A couple of weeks ago, something strange started to happen. It seemed most people I met who knew me here in Hong Kong were all asking me the same question: why wasn't I in Beijing?
The explanation is simple. Around every March, I go to Beijing for 10 days or so to attend the annual full session of the National People's Congress. It takes place in the Great Hall of the People, and the TV news shows pictures of China's leaders giving speeches, while a huge audience listens. That was what happened a couple of weeks ago, wasn't it?
Of course it wasn't. The gathering in mid-November was the 18th congress of the Communist Party. I am not a member of the party.
I was struck by how many Hong Kong people were unaware what that event was.
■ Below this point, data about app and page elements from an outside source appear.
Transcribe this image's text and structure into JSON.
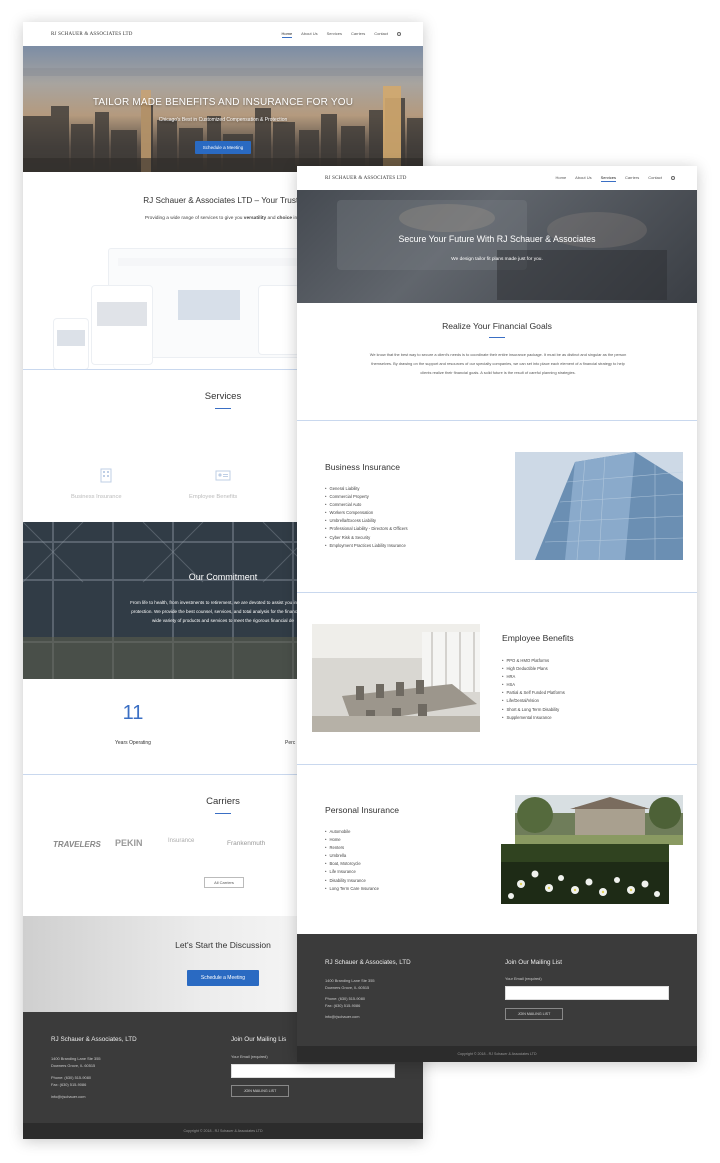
{
  "nav": {
    "brand": "RJ SCHAUER & ASSOCIATES LTD",
    "items": [
      "Home",
      "About Us",
      "Services",
      "Carriers",
      "Contact"
    ]
  },
  "back": {
    "hero_title": "TAILOR MADE BENEFITS AND INSURANCE FOR YOU",
    "hero_subtitle": "Chicago's Best in Customized Compensation & Protection",
    "hero_button": "Schedule a Meeting",
    "intro_title": "RJ Schauer & Associates LTD – Your Truste",
    "intro_text_pre": "Providing a wide range of services to give you ",
    "intro_text_b1": "versatility",
    "intro_text_mid": " and ",
    "intro_text_b2": "choice",
    "intro_text_post": " in o",
    "services_title": "Services",
    "services": [
      "Business Insurance",
      "Employee Benefits"
    ],
    "commitment_title": "Our Commitment",
    "commitment_text": [
      "From life to health, from investments to retirement, we are devoted to assist you in your fina",
      "protection. We provide the best counsel, services, and total analysis for the financial future",
      "wide variety of products and services to meet the rigorous financial de"
    ],
    "stat_value": "11",
    "stat_label": "Years Operating",
    "stat_label_2": "Perc",
    "carriers_title": "Carriers",
    "carriers": [
      "TRAVELERS",
      "PEKIN",
      "Insurance",
      "Frankenmuth"
    ],
    "carriers_button": "All Carriers",
    "cta_title": "Let's Start the Discussion",
    "cta_button": "Schedule a Meeting",
    "footer_company": "RJ Schauer & Associates, LTD",
    "footer_join": "Join Our Mailing Lis",
    "footer_address": [
      "1400 Branding Lane Ste 355",
      "Downers Grove, IL 60515"
    ],
    "footer_phone": "Phone: (630) 515-9080",
    "footer_fax": "Fax: (630) 515-9086",
    "footer_email": "info@rjschauer.com",
    "footer_email_label": "Your Email (required)",
    "footer_join_button": "JOIN MAILING LIST",
    "copyright": "Copyright © 2018 - RJ Schauer & Associates LTD"
  },
  "front": {
    "hero_title": "Secure Your Future With RJ Schauer & Associates",
    "hero_subtitle": "We design tailor fit plans made just for you.",
    "goals_title": "Realize Your Financial Goals",
    "goals_text": [
      "We know that the best way to secure a client's needs is to coordinate their entire insurance package. It must be as distinct and singular as the person",
      "themselves. By drawing on the support and resources of our specialty companies, we can set into place each element of a financial strategy to help",
      "clients realize their financial goals. A solid future is the result of careful planning strategies."
    ],
    "business_title": "Business Insurance",
    "business_items": [
      "General Liability",
      "Commercial Property",
      "Commercial Auto",
      "Workers Compensation",
      "Umbrella/Excess Liability",
      "Professional Liability - Directors & Officers",
      "Cyber Risk & Security",
      "Employment Practices Liability Insurance"
    ],
    "benefits_title": "Employee Benefits",
    "benefits_items": [
      "PPO & HMO Platforms",
      "High Deductible Plans",
      "HRA",
      "HSA",
      "Partial & Self Funded Platforms",
      "Life/Dental/Vision",
      "Short & Long Term Disability",
      "Supplemental Insurance"
    ],
    "personal_title": "Personal Insurance",
    "personal_items": [
      "Automobile",
      "Home",
      "Renters",
      "Umbrella",
      "Boat, Motorcycle",
      "Life Insurance",
      "Disability Insurance",
      "Long Term Care Insurance"
    ],
    "footer_company": "RJ Schauer & Associates, LTD",
    "footer_join": "Join Our Mailing List",
    "footer_address": [
      "1400 Branding Lane Ste 355",
      "Downers Grove, IL 60515"
    ],
    "footer_phone": "Phone: (630) 515-9080",
    "footer_fax": "Fax: (630) 515-9086",
    "footer_email": "info@rjschauer.com",
    "footer_email_label": "Your Email (required)",
    "footer_join_button": "JOIN MAILING LIST",
    "copyright": "Copyright © 2018 - RJ Schauer & Associates LTD"
  },
  "colors": {
    "accent": "#2a6ac2",
    "footer": "#3b3b3b",
    "divider": "#c9d8ee"
  },
  "icons": [
    "search-icon",
    "building-icon",
    "id-card-icon"
  ]
}
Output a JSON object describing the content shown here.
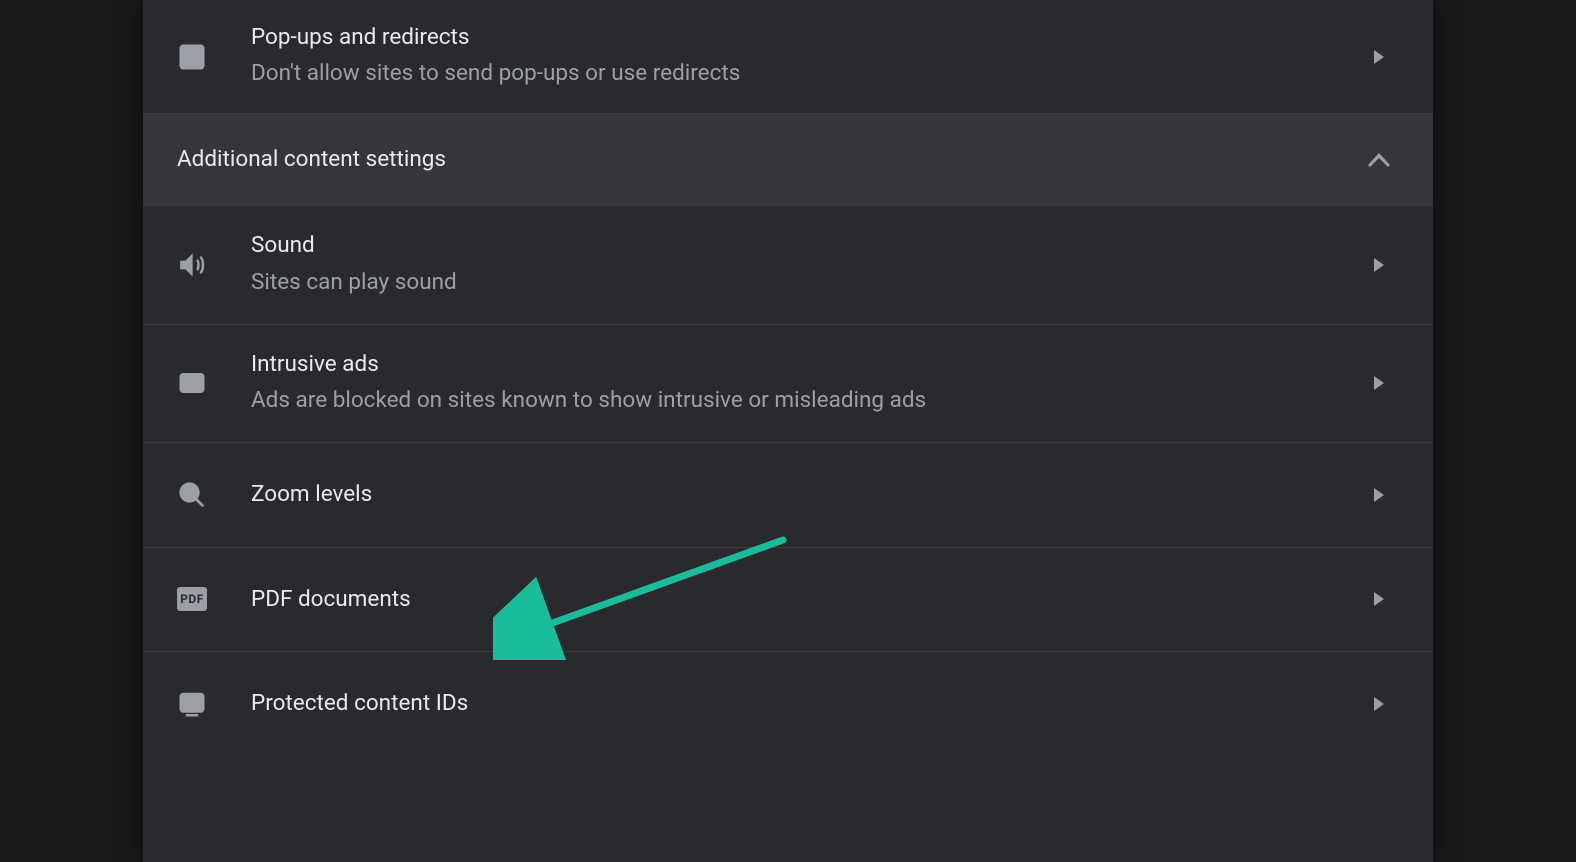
{
  "rows": {
    "popups": {
      "title": "Pop-ups and redirects",
      "subtitle": "Don't allow sites to send pop-ups or use redirects"
    },
    "section": {
      "title": "Additional content settings"
    },
    "sound": {
      "title": "Sound",
      "subtitle": "Sites can play sound"
    },
    "ads": {
      "title": "Intrusive ads",
      "subtitle": "Ads are blocked on sites known to show intrusive or misleading ads"
    },
    "zoom": {
      "title": "Zoom levels"
    },
    "pdf": {
      "title": "PDF documents",
      "badge": "PDF"
    },
    "protected": {
      "title": "Protected content IDs"
    }
  },
  "colors": {
    "accent_arrow": "#1abc9c"
  }
}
It might have looked like the NPC's big annual gathering, but it was a very different occasion. The party nominated the people who will lead the government and bureaucracy, and it defined the broad policies the government will follow. These decisions go to the NPC in March for approval.
Hong Kong people were not alone in paying little attention to the party congress. Mainland students I spoke to here in Hong Kong at the time seemed pretty uninterested, even though they are generally more informed about the country's government structure. We will soon be going through elections for Hong Kong delegates to the NPC - as part of the same five-year cycle as the party congress - and it is quite likely that the local community will largely ignore that process.
It is easy to see why people probably feel remote from the congresses. Information is limited, and these gatherings do not deal with purely Hong Kong issues. Since the vast majority of people here have no part in the selection of Hong Kong NPC delegates, it is understandable that they show little interest in the outcome. It doesn't help that the sessions do not feature public debate.
On the other hand, the overseas media followed the congress closely. The US presidential election just beforehand provided the chance for some interesting comparisons. The overseas press sensed that China could be undergoing significant change as a new leadership comes to grips with the need for economic rebalancing and social and political reform. Much of the commentary in the foreign press was quite perceptive, and it suggested that some overseas audiences were taking more interest than many people in Hong Kong.
Overseas media noted that the result of China's leadership selection seemed to be well-known in advance. But they also pointed out that the process was in part very secretive, with the identity and even the number of Politburo Standing Committee members not revealed until the last minute.
To many people in Hong Kong, this aspect of the process is what made the event distant and uninteresting. But to the overseas (and some local) press, it was a reason to pay more attention. They analysed appearances by retired officials at the theatre and even at a tennis match, and speculated about rivalry between different factions and what it meant for China's future.
It does mean a lot. The new leaders face big questions. Should the private sector be given more room, or will the state-linked companies be favoured? Will the economy become more consumption based, and if so, how? The answers will have a tremendous impact on the course of China's economy, and on Hong Kong.
To understand what is happening in Beijing and elsewhere, we need to know the basics, including the structure of government in China. This was one of the points that got lost during the national education debate: you do not have to like or agree with the party, but we owe it to ourselves and our children to ensure we know how the country functions.
Bernard Chan is a member of the Executive Council